J.C. Penney recalled Chinese-made Winnie-the-Pooh play sets and decorative ornaments with a horse-theme, as well as art kits made in Taiwan and Vietnam. Totaling 70,400, the toys imported and sold by J.C. Penney all had excessive levels of lead in their surface paint.
Lead is toxic if ingested by young children.
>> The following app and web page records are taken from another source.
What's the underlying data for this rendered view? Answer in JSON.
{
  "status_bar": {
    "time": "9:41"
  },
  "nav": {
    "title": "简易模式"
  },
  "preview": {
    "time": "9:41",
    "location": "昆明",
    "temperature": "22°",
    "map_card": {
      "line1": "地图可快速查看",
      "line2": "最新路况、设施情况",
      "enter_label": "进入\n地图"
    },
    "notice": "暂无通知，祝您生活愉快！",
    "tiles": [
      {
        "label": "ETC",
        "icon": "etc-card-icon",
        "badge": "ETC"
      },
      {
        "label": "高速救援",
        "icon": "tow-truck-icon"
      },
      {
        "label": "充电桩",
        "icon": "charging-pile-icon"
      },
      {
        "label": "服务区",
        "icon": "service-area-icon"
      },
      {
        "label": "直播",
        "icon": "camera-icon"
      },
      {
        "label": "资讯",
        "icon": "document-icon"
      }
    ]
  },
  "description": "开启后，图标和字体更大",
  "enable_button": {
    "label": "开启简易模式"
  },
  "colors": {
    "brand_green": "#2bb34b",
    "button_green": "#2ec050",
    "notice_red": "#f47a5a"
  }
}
Under current regulations, children's products found to have more than 0.06 percent lead accessible to users are subject to a recall.
Consumer Product Safety Commission spokeswoman Julie Vallese said this round of toy recalls is "the direct result of the commitment that was made earlier this summer of cleaning the proverbial house."
"We anticipate that we will continue to find products that are in violation, but we also anticipate that the number of products that are in violation will go down," she said.
Due to the recent increase in recalls of lead-contaminated toys, J.C. Penney asked an independent laboratory to perform additional tests on its painted toys, according to spokeswoman Darcie Brossart. This process started sometime in August, she said, and the company alerted the CPSC to a potential recall just under two weeks ago.
An additional 20,300 Chinese-made toys were recalled by three other companies, according to CPSC. Miniature Jeff Gordon NASCAR helmets by Riddell Inc., bendable dinosaur toys by Kipp Brothers, and magnetic art kits by Cracker Barrel Old Country Stores were also recalled for lead-contamination.
"What we don't want parents to do is say 'oh not another one' and do nothing about it," Vallese said. She encouraged parents not only to remove the recalled toys from children, but to follow the instructions to obtain refund or replacement products.
"Consumers do deserve to get something back for their recalled product," Vallese said.